**Problem to solve:** All of the records should come back exactly as written.

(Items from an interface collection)

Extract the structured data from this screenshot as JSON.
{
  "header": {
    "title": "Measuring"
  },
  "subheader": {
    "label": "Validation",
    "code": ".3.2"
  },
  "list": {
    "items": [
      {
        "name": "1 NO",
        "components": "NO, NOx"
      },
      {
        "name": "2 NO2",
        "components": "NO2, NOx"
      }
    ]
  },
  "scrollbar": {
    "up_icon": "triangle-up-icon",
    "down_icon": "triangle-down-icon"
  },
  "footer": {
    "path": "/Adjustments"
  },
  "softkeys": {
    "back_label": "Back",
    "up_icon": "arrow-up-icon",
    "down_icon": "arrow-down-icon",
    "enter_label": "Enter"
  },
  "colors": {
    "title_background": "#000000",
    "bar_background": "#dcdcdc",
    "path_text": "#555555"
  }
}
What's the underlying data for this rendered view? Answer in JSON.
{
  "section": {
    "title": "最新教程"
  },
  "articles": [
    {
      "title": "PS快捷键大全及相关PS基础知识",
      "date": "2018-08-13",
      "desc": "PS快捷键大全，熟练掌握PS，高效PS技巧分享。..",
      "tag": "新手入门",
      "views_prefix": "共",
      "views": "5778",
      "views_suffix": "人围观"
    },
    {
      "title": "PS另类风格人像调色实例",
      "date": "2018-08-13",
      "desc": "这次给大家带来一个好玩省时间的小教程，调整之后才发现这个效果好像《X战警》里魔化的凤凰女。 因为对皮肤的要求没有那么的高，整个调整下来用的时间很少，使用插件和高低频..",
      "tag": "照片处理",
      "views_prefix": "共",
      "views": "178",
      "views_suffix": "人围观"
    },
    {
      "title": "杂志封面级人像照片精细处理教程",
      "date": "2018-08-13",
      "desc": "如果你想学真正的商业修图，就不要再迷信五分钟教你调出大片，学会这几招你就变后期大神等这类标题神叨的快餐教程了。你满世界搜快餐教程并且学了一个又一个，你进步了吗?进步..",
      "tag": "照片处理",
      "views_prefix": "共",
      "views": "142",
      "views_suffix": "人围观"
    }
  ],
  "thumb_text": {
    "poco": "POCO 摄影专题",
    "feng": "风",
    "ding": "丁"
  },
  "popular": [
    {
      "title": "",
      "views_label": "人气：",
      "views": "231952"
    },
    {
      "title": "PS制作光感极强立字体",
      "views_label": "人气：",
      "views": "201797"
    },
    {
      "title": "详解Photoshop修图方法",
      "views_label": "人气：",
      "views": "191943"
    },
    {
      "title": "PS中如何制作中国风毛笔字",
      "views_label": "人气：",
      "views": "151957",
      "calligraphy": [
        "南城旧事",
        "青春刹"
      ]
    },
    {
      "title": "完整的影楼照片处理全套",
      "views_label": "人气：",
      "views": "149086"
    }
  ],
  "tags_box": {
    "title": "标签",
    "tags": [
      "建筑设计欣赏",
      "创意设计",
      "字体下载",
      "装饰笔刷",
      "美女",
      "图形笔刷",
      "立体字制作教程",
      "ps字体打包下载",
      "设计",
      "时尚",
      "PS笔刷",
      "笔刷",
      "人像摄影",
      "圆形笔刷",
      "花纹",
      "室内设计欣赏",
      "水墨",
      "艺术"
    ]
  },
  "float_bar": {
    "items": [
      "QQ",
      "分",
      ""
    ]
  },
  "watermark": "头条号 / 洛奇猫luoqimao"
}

**Problem solution:**
Extract the structured data from this screenshot as JSON.
{
  "header": {
    "title": "Measuring"
  },
  "subheader": {
    "label": "Validation",
    "code": ".3.2"
  },
  "list": {
    "items": [
      {
        "name": "1 NO",
        "components": "NO, NOx"
      },
      {
        "name": "2 NO2",
        "components": "NO2, NOx"
      }
    ]
  },
  "scrollbar": {
    "up_icon": "triangle-up-icon",
    "down_icon": "triangle-down-icon"
  },
  "footer": {
    "path": "/Adjustments"
  },
  "softkeys": {
    "back_label": "Back",
    "up_icon": "arrow-up-icon",
    "down_icon": "arrow-down-icon",
    "enter_label": "Enter"
  },
  "colors": {
    "title_background": "#000000",
    "bar_background": "#dcdcdc",
    "path_text": "#555555"
  }
}
What's the underlying data for this rendered view? Answer in JSON.
{
  "section": {
    "title": "最新教程"
  },
  "articles": [
    {
      "title": "PS快捷键大全及相关PS基础知识",
      "date": "2018-08-13",
      "desc": "PS快捷键大全，熟练掌握PS，高效PS技巧分享。..",
      "tag": "新手入门",
      "views_prefix": "共",
      "views": "5778",
      "views_suffix": "人围观"
    },
    {
      "title": "PS另类风格人像调色实例",
      "date": "2018-08-13",
      "desc": "这次给大家带来一个好玩省时间的小教程，调整之后才发现这个效果好像《X战警》里魔化的凤凰女。 因为对皮肤的要求没有那么的高，整个调整下来用的时间很少，使用插件和高低频..",
      "tag": "照片处理",
      "views_prefix": "共",
      "views": "178",
      "views_suffix": "人围观"
    },
    {
      "title": "杂志封面级人像照片精细处理教程",
      "date": "2018-08-13",
      "desc": "如果你想学真正的商业修图，就不要再迷信五分钟教你调出大片，学会这几招你就变后期大神等这类标题神叨的快餐教程了。你满世界搜快餐教程并且学了一个又一个，你进步了吗?进步..",
      "tag": "照片处理",
      "views_prefix": "共",
      "views": "142",
      "views_suffix": "人围观"
    }
  ],
  "thumb_text": {
    "poco": "POCO 摄影专题",
    "feng": "风",
    "ding": "丁"
  },
  "popular": [
    {
      "title": "",
      "views_label": "人气：",
      "views": "231952"
    },
    {
      "title": "PS制作光感极强立字体",
      "views_label": "人气：",
      "views": "201797"
    },
    {
      "title": "详解Photoshop修图方法",
      "views_label": "人气：",
      "views": "191943"
    },
    {
      "title": "PS中如何制作中国风毛笔字",
      "views_label": "人气：",
      "views": "151957",
      "calligraphy": [
        "南城旧事",
        "青春刹"
      ]
    },
    {
      "title": "完整的影楼照片处理全套",
      "views_label": "人气：",
      "views": "149086"
    }
  ],
  "tags_box": {
    "title": "标签",
    "tags": [
      "建筑设计欣赏",
      "创意设计",
      "字体下载",
      "装饰笔刷",
      "美女",
      "图形笔刷",
      "立体字制作教程",
      "ps字体打包下载",
      "设计",
      "时尚",
      "PS笔刷",
      "笔刷",
      "人像摄影",
      "圆形笔刷",
      "花纹",
      "室内设计欣赏",
      "水墨",
      "艺术"
    ]
  },
  "float_bar": {
    "items": [
      "QQ",
      "分",
      ""
    ]
  },
  "watermark": "头条号 / 洛奇猫luoqimao"
}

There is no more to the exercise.